Indie developer Puuba Games may have created a title worlds apart from any other with its latest PC release, Concursion. Five worlds apart to be exact, as this “multigenre” game does its best to keep players on their toes with five different heroes who will do their best to, well, to do what? That’s right… save the princess, of course.
So the storyline is one we’ve seen more times than there are Madden releases, but the point of Concursion isn’t an engaging plot that will keep you guessing about what’s next, but the intertwining forms of gameplay that propels your curiosity to the game’s finale. That is, if the art style and clunky controls don’t chase you off first. More on that later, though.
In Concursion, players will take control of a hero who assumes multiple identities in order to track down and save a princess from the lizard king, Biganbad. The different heroes include a boy with a horned helmet in a Mario-esque world; a masked ninja in a world in the same vein as Ninja Gaiden; a space pilot in a Defender-like universe; a hero in a Pac-Man setting; and finally, a rocket-pack hero whose only form of travel is performed in midair. These are all extremely familiar game styles to most people, but the magic of this title comes from the combination of these worlds; not the standalone titles they represent.

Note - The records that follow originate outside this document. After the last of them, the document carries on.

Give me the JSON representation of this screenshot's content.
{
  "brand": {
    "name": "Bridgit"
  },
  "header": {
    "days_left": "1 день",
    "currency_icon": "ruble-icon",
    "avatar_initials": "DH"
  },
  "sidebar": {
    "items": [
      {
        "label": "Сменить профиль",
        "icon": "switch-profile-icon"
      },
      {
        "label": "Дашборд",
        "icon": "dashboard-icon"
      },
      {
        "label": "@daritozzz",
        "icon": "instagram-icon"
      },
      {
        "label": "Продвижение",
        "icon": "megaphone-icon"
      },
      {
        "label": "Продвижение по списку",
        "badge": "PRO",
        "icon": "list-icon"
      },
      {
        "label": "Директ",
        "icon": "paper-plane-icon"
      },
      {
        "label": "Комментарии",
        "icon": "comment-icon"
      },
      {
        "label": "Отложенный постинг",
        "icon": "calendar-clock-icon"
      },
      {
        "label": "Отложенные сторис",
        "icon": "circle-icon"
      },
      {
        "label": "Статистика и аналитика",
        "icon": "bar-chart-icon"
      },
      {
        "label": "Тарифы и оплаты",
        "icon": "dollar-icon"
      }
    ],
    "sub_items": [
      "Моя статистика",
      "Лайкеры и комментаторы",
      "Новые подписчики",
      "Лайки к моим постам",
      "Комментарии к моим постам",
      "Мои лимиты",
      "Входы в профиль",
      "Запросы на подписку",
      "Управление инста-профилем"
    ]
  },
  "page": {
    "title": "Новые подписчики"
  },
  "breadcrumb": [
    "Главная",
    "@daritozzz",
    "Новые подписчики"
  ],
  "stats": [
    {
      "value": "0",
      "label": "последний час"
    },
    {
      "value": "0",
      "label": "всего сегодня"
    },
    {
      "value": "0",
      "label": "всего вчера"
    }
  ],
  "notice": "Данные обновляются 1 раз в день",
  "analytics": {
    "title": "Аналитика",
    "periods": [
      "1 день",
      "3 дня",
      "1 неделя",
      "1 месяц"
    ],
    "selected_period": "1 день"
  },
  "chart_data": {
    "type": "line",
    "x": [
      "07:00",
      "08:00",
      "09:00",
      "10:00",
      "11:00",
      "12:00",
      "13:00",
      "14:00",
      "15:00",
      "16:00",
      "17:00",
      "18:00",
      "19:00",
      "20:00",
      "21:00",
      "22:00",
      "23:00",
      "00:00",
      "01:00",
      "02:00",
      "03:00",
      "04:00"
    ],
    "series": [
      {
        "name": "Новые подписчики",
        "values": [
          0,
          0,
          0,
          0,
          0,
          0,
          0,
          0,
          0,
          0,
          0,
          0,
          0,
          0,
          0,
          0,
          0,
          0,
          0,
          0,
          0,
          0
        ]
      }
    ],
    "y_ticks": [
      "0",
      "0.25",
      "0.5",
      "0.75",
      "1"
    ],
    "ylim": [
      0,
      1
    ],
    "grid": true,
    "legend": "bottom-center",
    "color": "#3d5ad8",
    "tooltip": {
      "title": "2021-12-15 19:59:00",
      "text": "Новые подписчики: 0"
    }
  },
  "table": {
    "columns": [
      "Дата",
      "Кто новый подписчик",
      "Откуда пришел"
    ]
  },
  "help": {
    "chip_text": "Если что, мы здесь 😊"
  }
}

For example, during one of the game’s levels, a space rift will float in the air and lead to one of Concursion’s gem collectibles. In order to obtain the gem, the horned boy must do a dash jump into the rift, which turns him into the ninja. For this brief period of time, the boy will seamlessly transform into the ninja and be granted the ninja’s abilities. Namely, the midair jump which will give him enough height to grab the crystal. It’s problem solving like this that will have players wanting to conquer puzzle after puzzle, as it is both very engaging and equally as rewarding. This is nice as it will give the most avid gamers a title that will feel unlike anything they’ve played before, even though, at its core, the gameplay mechanics are created using familiar concepts.
Unfortunately, this is one of the few aspects Concursion does well. As you can tell from the screenshots, this title isn’t the prettiest out there. Not even close as a matter of fact. The animation is akin to a flash game from the early 2000’s and the colors don’t help to create a specific feel for the environment. It was at least a change from the pixelated pieces we see from many indie developers, but it wasn’t a successful change. From beginning to end, the visuals leave a bad taste in players’ mouths and have them begging for characters and levels with more personality; something the game’s dialogue does manage to achieve with its use of playful banter and tongue-in-cheek humor.
While Concursion does borrow elements from many well-known titles, it does innocently poke fun at some of video games’ most recognizable franchises. One boss fight has the player battling a team of warriors consisting of a black mage, a white mage and a warrior. The three fight on a turn-based system while the hero is free to walk up and damage them whenever he’s able to. This seems to be a smart jab at the impracticality of waiting one’s turn to attack an enemy, a trait the beloved Final Fantasy series has become well known for. These little quirks keep the game laid back and fun; a nice way to take attention away from Concursion’s lacklustre art direction.
Another plus for the game is the soundtrack. It might not be the biggest accomplishment, but it manages to add to the already-fun feel of the dialogue while setting a distinct tone for each hero and the world they inhabit. One level might use a piano and high-pitched instruments to create a whimsical feel, but when the hero transforms the same tune might be played with a guitar and drums to convey a sense of urgency. It’s a unique choice and lends itself well to the constant genre switching the game is built around.
However, although the change from each hero is a fluid process, the controls for each genre are anything but. It seems that the visuals aren’t the only aspect of the game that is taken directly from the long-forgotten flash games of old. The way the game controls also leaves much to be desired as running, jumping, flying and more all feel just a little too sensitive. This presents an unnecessary challenge that many will write off as a programming problem rather than one of true difficulty. A small issue, but one that becomes more and more frustrating as the game progresses. The ability to use a third party controller is a nice option for those of us more used to console gaming (that’s me!), and requires no set up on the part of the player.
As a whole, this game does a great job of combining genres and their different methods of play, which appears to be the main goal of this title. It’s a great accomplishment and will hopefully inspire more developers to try their hand at something similar. But the problem doesn’t come from the seemingly difficult task of uniting multiple games into one, but rather the small details that create Concursion. The bland story (with a somewhat interesting conclusion), the spotty controls and the uninspired art take too much away from the overall experience. There’s a decent amount of content to obtain, an online mode that will have gamers racing for the best stage times and a fairly long story, but few people will want to invest that much time into a title that could have been so much better with a few minor improvements.
It’s a charming title that leaves me wanting more from Puuba Games; if only they had put more time into the aspects of Concursion that desperately needed improvement. I found myself intrigued with the gameplay enough to venture forward but bothered with the art style and controls to the point where I constantly questioned why.
This space/time bending title gets a six out of ten and leaves me hopeful for the future of multigenre games.